WORK ITEM ::
Search the records for the string "Update" and copy every line in which it appears.

DATASET EXTRACT ::

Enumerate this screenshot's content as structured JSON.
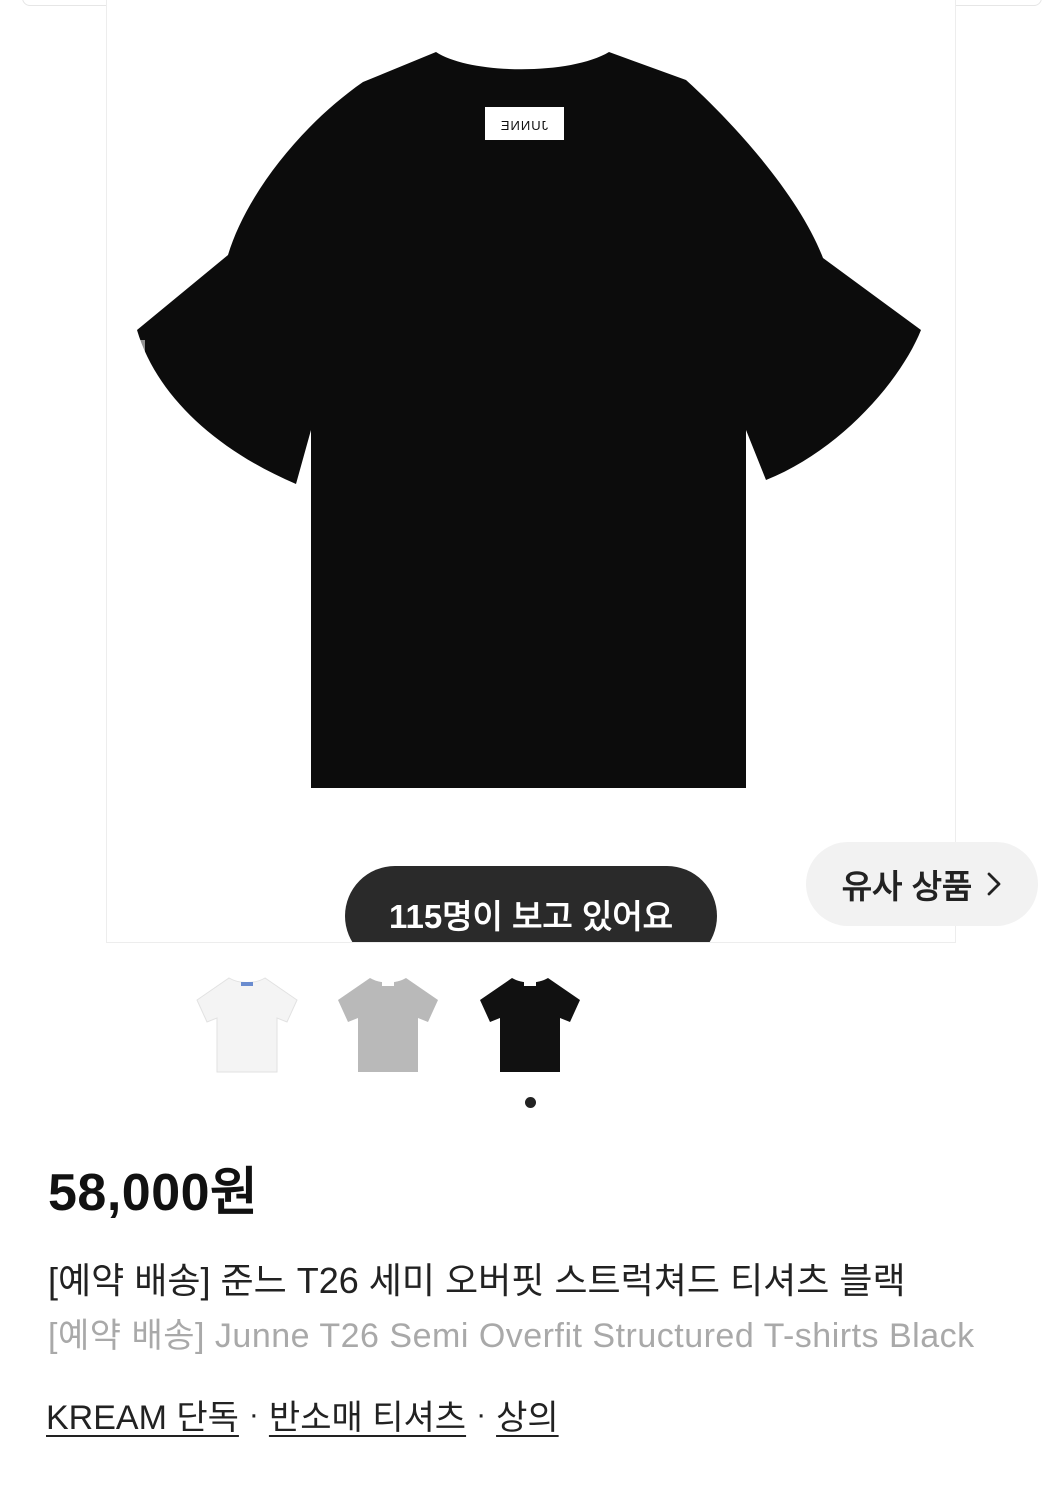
{
  "product": {
    "viewers": "115명이 보고 있어요",
    "similar_label": "유사 상품",
    "label_text": "JUNNE",
    "price": "58,000원",
    "title_ko": "[예약 배송] 준느 T26 세미 오버핏 스트럭쳐드 티셔츠 블랙",
    "title_en": "[예약 배송] Junne T26 Semi Overfit Structured T-shirts Black"
  },
  "thumbnails": [
    {
      "name": "white",
      "color": "#f4f4f4"
    },
    {
      "name": "gray",
      "color": "#b9b9b9"
    },
    {
      "name": "black",
      "color": "#111111"
    }
  ],
  "tags": [
    "KREAM 단독",
    "반소매 티셔츠",
    "상의"
  ],
  "colors": {
    "shirt": "#0c0c0c",
    "pill_bg": "#2a2a2a",
    "similar_bg": "#f2f2f2"
  }
}
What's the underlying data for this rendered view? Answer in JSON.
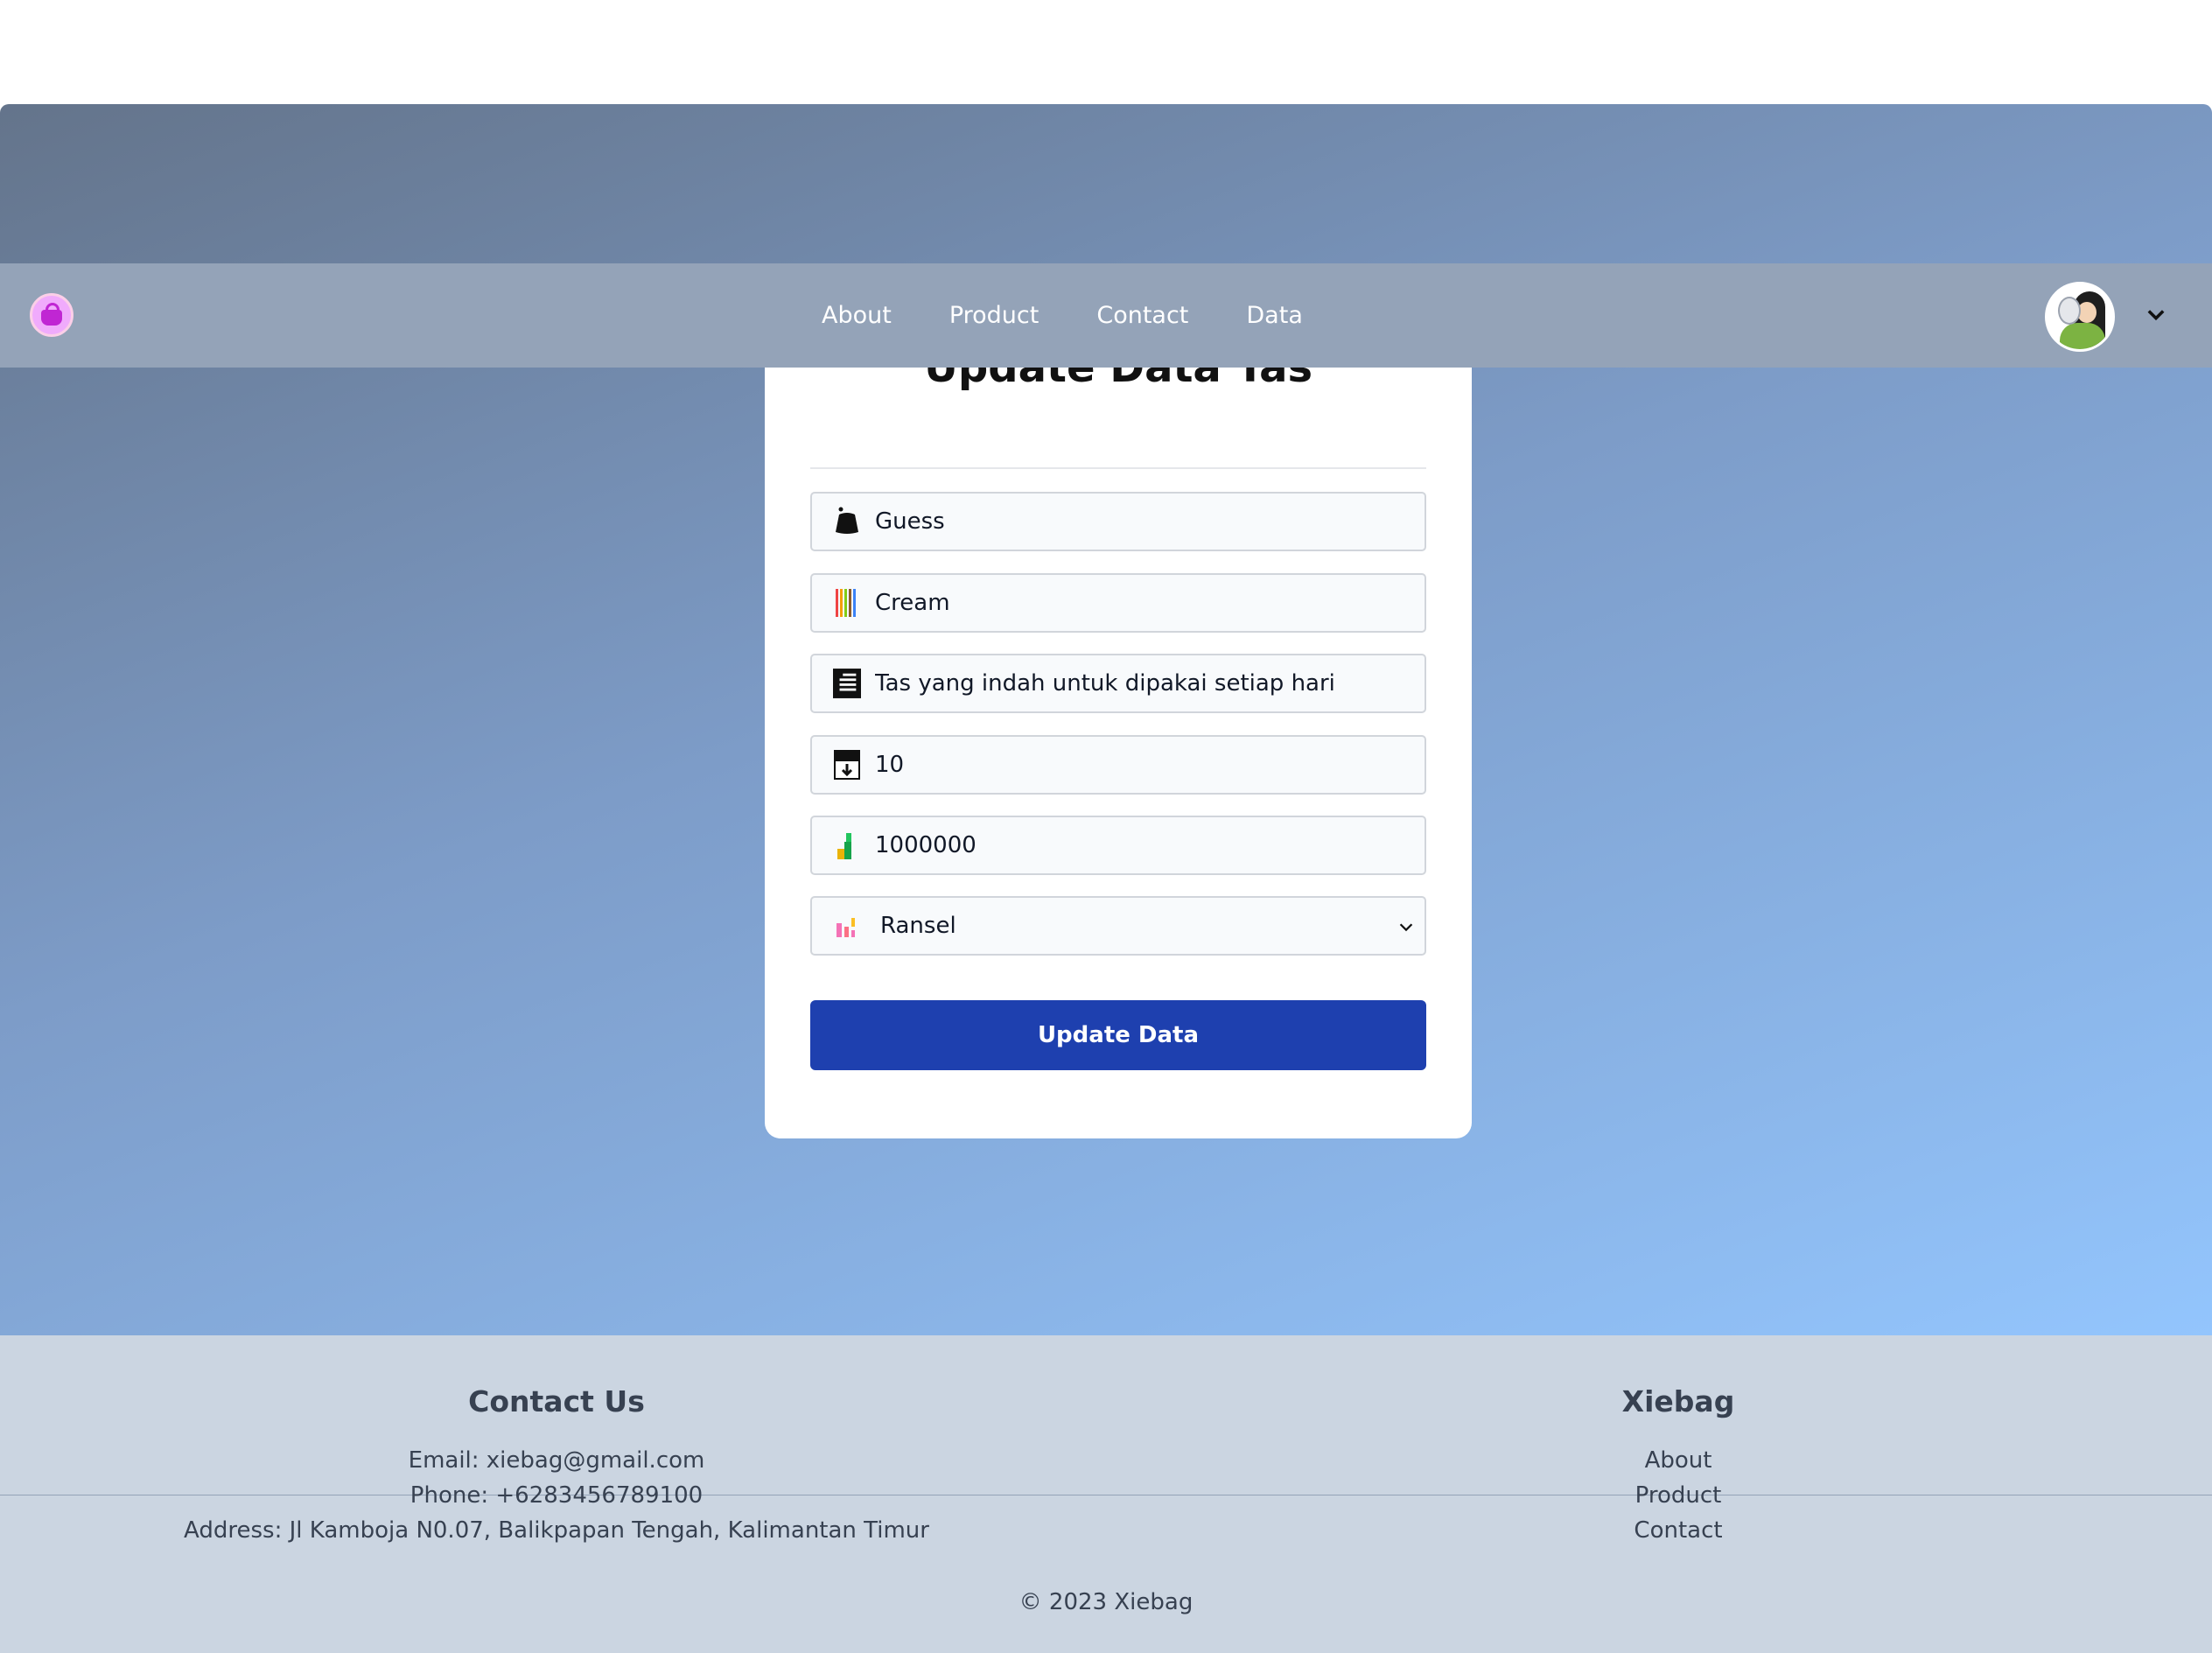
{
  "nav": {
    "links": [
      "About",
      "Product",
      "Contact",
      "Data"
    ],
    "logo_icon": "handbag-logo-icon",
    "avatar": "user-avatar",
    "menu_icon": "chevron-down-icon"
  },
  "form": {
    "title": "Update Data Tas",
    "fields": {
      "brand": {
        "value": "Guess",
        "icon": "bag-icon"
      },
      "color": {
        "value": "Cream",
        "icon": "color-palette-icon"
      },
      "description": {
        "value": "Tas yang indah untuk dipakai setiap hari",
        "icon": "document-icon"
      },
      "stock": {
        "value": "10",
        "icon": "inbox-tray-icon"
      },
      "price": {
        "value": "1000000",
        "icon": "money-icon"
      },
      "category": {
        "value": "Ransel",
        "icon": "bar-chart-icon"
      }
    },
    "submit_label": "Update Data"
  },
  "footer": {
    "contact": {
      "heading": "Contact Us",
      "email": "Email: xiebag@gmail.com",
      "phone": "Phone: +6283456789100",
      "address": "Address: Jl Kamboja N0.07, Balikpapan Tengah, Kalimantan Timur"
    },
    "brand": {
      "heading": "Xiebag",
      "links": [
        "About",
        "Product",
        "Contact"
      ]
    },
    "copyright": "© 2023 Xiebag"
  },
  "colors": {
    "navbar": "#94a3b8",
    "button": "#1e40af",
    "footer": "#cbd5e1"
  }
}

ANSWER TO THIS TASK ::
    "title": "Update Data Tas",
    "submit_label": "Update Data"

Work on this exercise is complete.